Dr. the Right Honourable Keith Mitchell
Prime Minister of Grenada
Fellow citizens of the Member States of the OECS, I bring you greetings in my capacity as Chairman of the OECS on the occasion of the 35th Anniversary of our Organisation.
Every year on June 18th we commemorate the historic signing in 1981 of the Treaty Establishing the Organisation of Eastern Caribbean States, commonly referred to as the Treaty of Basseterre. On that day the representatives of seven small island states in the Eastern Caribbean took the bold step of linking the destinies of their territories together in a very formal way. This decision was not only far-sighted and far-reaching, but reflected a strategic vision of a unified and strengthened Eastern Caribbean, capable of ensuring sustained improvements in the welfare of every citizen.
On this special day therefore, I ask you to join with me in celebration of the proud legacy that we have inherited from those who, by signing the Treat of Basseterre thirty-five years ago, launched us on this incredible journey; I ask you to join me in celebration of the phenomenal successes and achievements which we have witnessed over the years, and which are reflected in the longevity of the institutions and arrangements which have become such an integral part of the fabric of our daily lives, and which we have all come to take so much for granted. Among those are:
the Eastern Caribbean Central Bank, the single authority that lies beyond the dictates of any single government or country, and that has regulated and managed our entire banking and currency system so successfully since 1983;
the single currency, the Eastern Caribbean Dollar, in existence since 1965, and noted for its strong reputation for stability, having been tied to the United states Dollar at a rate of exchange that has remained fixed for the last forty years, since 1976;
the single judiciary (the Eastern Caribbean Supreme Court), which has been fully functional for the last forty seven years, since 1969, and which ensures that the separation of powers enshrined in our Constitutions is guaranteed and upheld without fail;
the Eastern Caribbean Civil Aviation Authority that has safeguarded the integrity and safety of the airspace and of civil aviation within the OECS for decades;
the Eastern Caribbean Telecommunications Authority which has negotiated the liberalisation of our telecommunications sectors and has allowed consumers across the OECS to exercise choice when selecting a service provider; and lastly,
the Joint Pharmaceutical Procurement system which allows us the facility for access to more affordable medications.
The expansion of the stature and scope of the OECS within the last few years is also a source of great pride, and provides ample cause for celebration on this thirty-fifth anniversary of our Organisation.
The signing of the Revised Treaty of Basseterre on June 18, 2010, and the operationalisation of the OECS Economic Union in January 2011 ushered in a new phase in the evolution of the OECS, and gave concrete expression to the aspirations of the people of our region to further deepen and strengthen the process of integration.
As a result of these developments we are well on the way to realizing a single financial and economic space within the OECS – a space characterized by the free movement of the factors essential for the creation of sustained wealth and enhanced well-being; the ability, indeed the right to mobilise immovable property for productive purposes, and the free movement of labour, capital (including financial capital), entrepreneurship and ideas.
While progress on the creation of the single space is proceeding purposefully, one of the more notable and successful outcomes of the process has been the achievement of freedom of movement of persons and of labour.
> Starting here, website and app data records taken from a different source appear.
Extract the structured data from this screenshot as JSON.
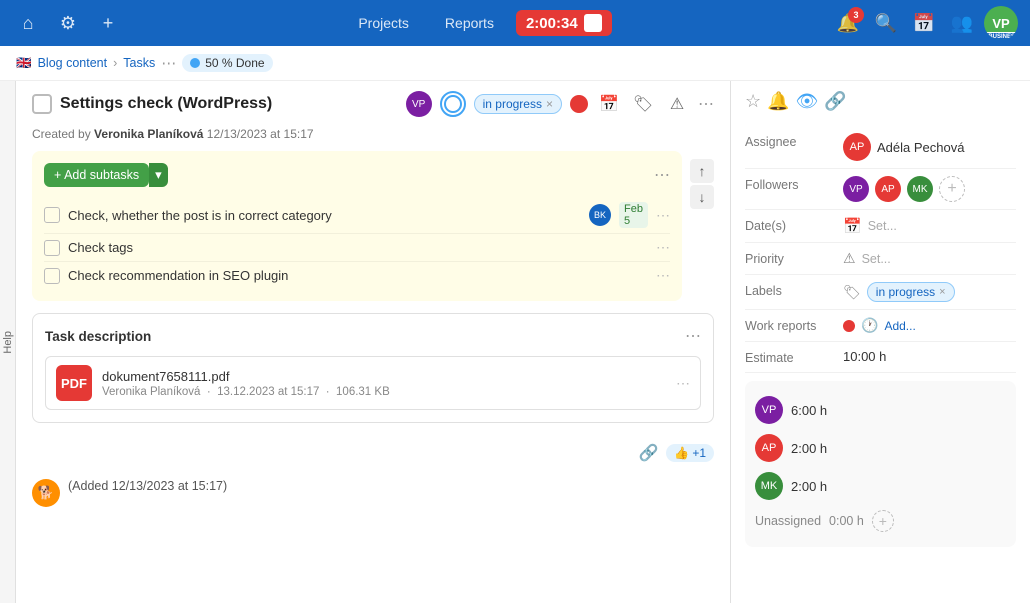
{
  "topnav": {
    "home_icon": "⌂",
    "settings_icon": "⚙",
    "add_icon": "+",
    "projects_label": "Projects",
    "reports_label": "Reports",
    "timer": "2:00:34",
    "notif_count": "3",
    "search_icon": "🔍",
    "calendar_icon": "📅",
    "people_icon": "👥",
    "avatar_initials": "VP",
    "business_label": "BUSINESS"
  },
  "breadcrumb": {
    "flag": "🇬🇧",
    "blog_content": "Blog content",
    "tasks_label": "Tasks",
    "progress": "50 % Done"
  },
  "task": {
    "title": "Settings check (WordPress)",
    "status": "in progress",
    "created_by": "Veronika Planíková",
    "created_at": "12/13/2023 at 15:17"
  },
  "subtasks": {
    "add_label": "+ Add subtasks",
    "items": [
      {
        "text": "Check, whether the post is in correct category",
        "assignee": "BK",
        "date_label": "Feb",
        "date_num": "5"
      },
      {
        "text": "Check tags",
        "assignee": "",
        "date_label": "",
        "date_num": ""
      },
      {
        "text": "Check recommendation in SEO plugin",
        "assignee": "",
        "date_label": "",
        "date_num": ""
      }
    ]
  },
  "description": {
    "title": "Task description",
    "attachment": {
      "name": "dokument7658111.pdf",
      "author": "Veronika Planíková",
      "date": "13.12.2023 at 15:17",
      "size": "106.31 KB"
    }
  },
  "comment": {
    "added_label": "(Added 12/13/2023 at 15:17)"
  },
  "right_panel": {
    "assignee_label": "Assignee",
    "assignee_name": "Adéla Pechová",
    "followers_label": "Followers",
    "dates_label": "Date(s)",
    "dates_placeholder": "Set...",
    "priority_label": "Priority",
    "priority_placeholder": "Set...",
    "labels_label": "Labels",
    "label_value": "in progress",
    "work_reports_label": "Work reports",
    "work_reports_add": "Add...",
    "estimate_label": "Estimate",
    "estimate_value": "10:00 h",
    "time_entries": [
      {
        "hours": "6:00 h",
        "color": "#7b1fa2"
      },
      {
        "hours": "2:00 h",
        "color": "#e53935"
      },
      {
        "hours": "2:00 h",
        "color": "#388e3c"
      }
    ],
    "unassigned_label": "Unassigned",
    "unassigned_hours": "0:00 h"
  }
}
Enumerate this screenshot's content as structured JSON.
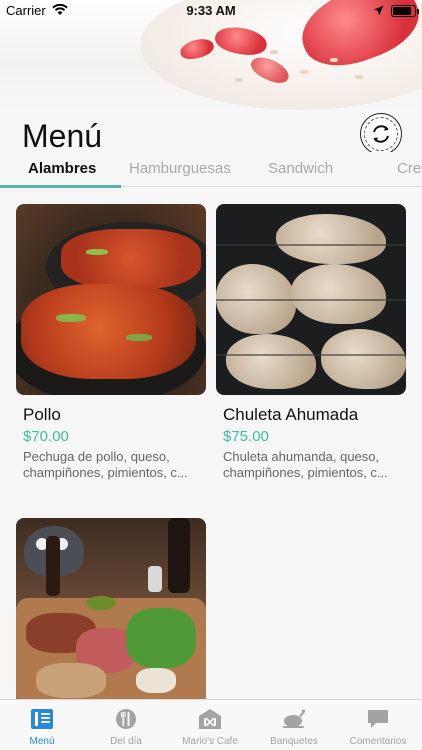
{
  "status": {
    "carrier": "Carrier",
    "time": "9:33 AM",
    "battery_level": 0.85
  },
  "header": {
    "title": "Menú"
  },
  "tabs": [
    {
      "label": "Alambres",
      "active": true
    },
    {
      "label": "Hamburguesas",
      "active": false
    },
    {
      "label": "Sandwich",
      "active": false
    },
    {
      "label": "Cre",
      "active": false
    }
  ],
  "items": [
    {
      "name": "Pollo",
      "price": "$70.00",
      "description": "Pechuga de pollo, queso, champiñones, pimientos, c..."
    },
    {
      "name": "Chuleta Ahumada",
      "price": "$75.00",
      "description": "Chuleta ahumanda, queso, champiñones, pimientos, c..."
    },
    {
      "name": "",
      "price": "",
      "description": ""
    }
  ],
  "tabbar": [
    {
      "label": "Menú",
      "icon": "menu-book-icon",
      "active": true
    },
    {
      "label": "Del día",
      "icon": "plate-fork-knife-icon",
      "active": false
    },
    {
      "label": "Mario's Cafe",
      "icon": "restaurant-building-icon",
      "active": false
    },
    {
      "label": "Banquetes",
      "icon": "roast-chicken-icon",
      "active": false
    },
    {
      "label": "Comentarios",
      "icon": "comment-bubble-icon",
      "active": false
    }
  ],
  "colors": {
    "accent": "#52b8a5",
    "price": "#3fbfa0",
    "tab_active": "#2a88d8",
    "tab_inactive": "#a3a3a3"
  }
}
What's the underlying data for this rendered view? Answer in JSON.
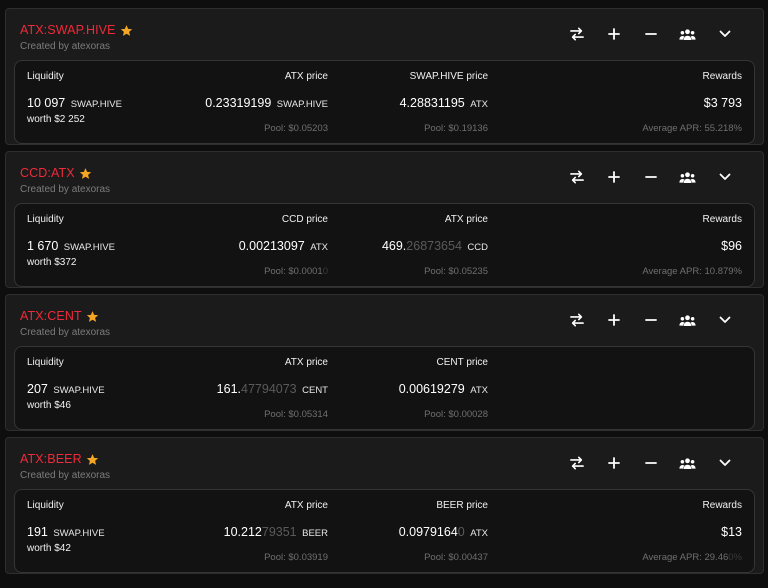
{
  "pools": [
    {
      "name": "ATX:SWAP.HIVE",
      "created_by": "Created by atexoras",
      "liquidity_label": "Liquidity",
      "liquidity_value": "10 097",
      "liquidity_unit": "SWAP.HIVE",
      "worth": "worth $2 252",
      "price1_label": "ATX price",
      "price1_bright": "0.23319199",
      "price1_dim": "",
      "price1_unit": "SWAP.HIVE",
      "price1_pool_bright": "Pool: $0.05203",
      "price1_pool_dim": "",
      "price2_label": "SWAP.HIVE price",
      "price2_bright": "4.28831195",
      "price2_dim": "",
      "price2_unit": "ATX",
      "price2_pool_bright": "Pool: $0.19136",
      "price2_pool_dim": "",
      "rewards_label": "Rewards",
      "rewards_value": "$3 793",
      "apr_bright": "Average APR: 55.218%",
      "apr_dim": ""
    },
    {
      "name": "CCD:ATX",
      "created_by": "Created by atexoras",
      "liquidity_label": "Liquidity",
      "liquidity_value": "1 670",
      "liquidity_unit": "SWAP.HIVE",
      "worth": "worth $372",
      "price1_label": "CCD price",
      "price1_bright": "0.00213097",
      "price1_dim": "",
      "price1_unit": "ATX",
      "price1_pool_bright": "Pool: $0.0001",
      "price1_pool_dim": "0",
      "price2_label": "ATX price",
      "price2_bright": "469.",
      "price2_dim": "26873654",
      "price2_unit": "CCD",
      "price2_pool_bright": "Pool: $0.05235",
      "price2_pool_dim": "",
      "rewards_label": "Rewards",
      "rewards_value": "$96",
      "apr_bright": "Average APR: 10.879%",
      "apr_dim": ""
    },
    {
      "name": "ATX:CENT",
      "created_by": "Created by atexoras",
      "liquidity_label": "Liquidity",
      "liquidity_value": "207",
      "liquidity_unit": "SWAP.HIVE",
      "worth": "worth $46",
      "price1_label": "ATX price",
      "price1_bright": "161.",
      "price1_dim": "47794073",
      "price1_unit": "CENT",
      "price1_pool_bright": "Pool: $0.05314",
      "price1_pool_dim": "",
      "price2_label": "CENT price",
      "price2_bright": "0.00619279",
      "price2_dim": "",
      "price2_unit": "ATX",
      "price2_pool_bright": "Pool: $0.00028",
      "price2_pool_dim": "",
      "rewards_label": "",
      "rewards_value": "",
      "apr_bright": "",
      "apr_dim": ""
    },
    {
      "name": "ATX:BEER",
      "created_by": "Created by atexoras",
      "liquidity_label": "Liquidity",
      "liquidity_value": "191",
      "liquidity_unit": "SWAP.HIVE",
      "worth": "worth $42",
      "price1_label": "ATX price",
      "price1_bright": "10.212",
      "price1_dim": "79351",
      "price1_unit": "BEER",
      "price1_pool_bright": "Pool: $0.03919",
      "price1_pool_dim": "",
      "price2_label": "BEER price",
      "price2_bright": "0.0979164",
      "price2_dim": "0",
      "price2_unit": "ATX",
      "price2_pool_bright": "Pool: $0.00437",
      "price2_pool_dim": "",
      "rewards_label": "Rewards",
      "rewards_value": "$13",
      "apr_bright": "Average APR: 29.46",
      "apr_dim": "0%"
    }
  ],
  "icons": [
    "swap-icon",
    "plus-icon",
    "minus-icon",
    "users-icon",
    "chevron-down-icon",
    "star-icon"
  ],
  "colors": {
    "pool_name": "#ef2a3a",
    "star": "#f5a623",
    "background": "#0e0e0e",
    "panel": "#1b1b1b",
    "card": "#121212"
  }
}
Since August 01, 2011, OECS nationals have been able to travel freely within the single OECS space – to search for employment opportunities, to work without having to obtain work permits, to send their children to school, to seek medical attention, to set up businesses, to stay indefinitely, and to be treated as nationals wherever they travel within the Economic Union area. Every OECS citizen is therefore in a position to benefit from the creation of the single space that is a manifestation of the OECS Economic Union.
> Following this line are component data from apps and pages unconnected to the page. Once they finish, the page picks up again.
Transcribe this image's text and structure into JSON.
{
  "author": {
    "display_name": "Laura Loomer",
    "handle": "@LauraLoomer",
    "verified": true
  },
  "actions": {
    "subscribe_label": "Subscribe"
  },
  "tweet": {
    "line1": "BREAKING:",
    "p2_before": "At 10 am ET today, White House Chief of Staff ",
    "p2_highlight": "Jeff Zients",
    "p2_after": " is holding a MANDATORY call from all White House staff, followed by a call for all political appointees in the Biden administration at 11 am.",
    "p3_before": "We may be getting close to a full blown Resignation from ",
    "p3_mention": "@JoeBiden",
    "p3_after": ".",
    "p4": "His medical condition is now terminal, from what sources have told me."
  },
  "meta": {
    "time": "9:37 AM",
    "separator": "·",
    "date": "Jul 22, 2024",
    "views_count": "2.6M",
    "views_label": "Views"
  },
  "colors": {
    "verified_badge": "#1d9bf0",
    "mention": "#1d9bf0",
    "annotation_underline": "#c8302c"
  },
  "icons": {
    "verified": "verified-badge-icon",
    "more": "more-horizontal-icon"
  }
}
Ladies and gentlemen, the success of the OECS is something that cannot be denied. It continues to attract the attention of international institutions and countries of global stature which are all eager to partner with our Organisation in the ongoing effort to enhance the living standards of the people of our region. Indeed, throughout the greater Caribbean, the successes of the OECS have been attracting attention, so that just over a year ago, in February of 2015, the Organisation admitted its newest and tenth member, Martinique, into the fold.
Concrete steps are currently being taken in response to applications from Guadeloupe and Saint Martin for membership in the Organisation. These developments are reflective of the bold and visionary leadership that has characterized our Organisation since its inception, and points to a deep appreciation of the nature and depth of the changes that are taking place in the world.
Fellow citizens, the OECS and its Institutions continue to be the means through which much has been achieved by the small and vulnerable island states of the Eastern Caribbean; it has been the means through which our countries have been able, through the pooling of resources and the sharing of risk, to face the ever daunting challenges of the global environment, and to aim for sustainability and success. As we continue on this remarkable journey, may the successes of the last thirty-five years serve to motivate and to inspire us. I remain confident that ours is a bright and promising future, and it is in this spirit of optimism and pride that I take great pleasure in wishing you a very happy and productive OECS Day.
I wish us all a Happy 35th Anniversary.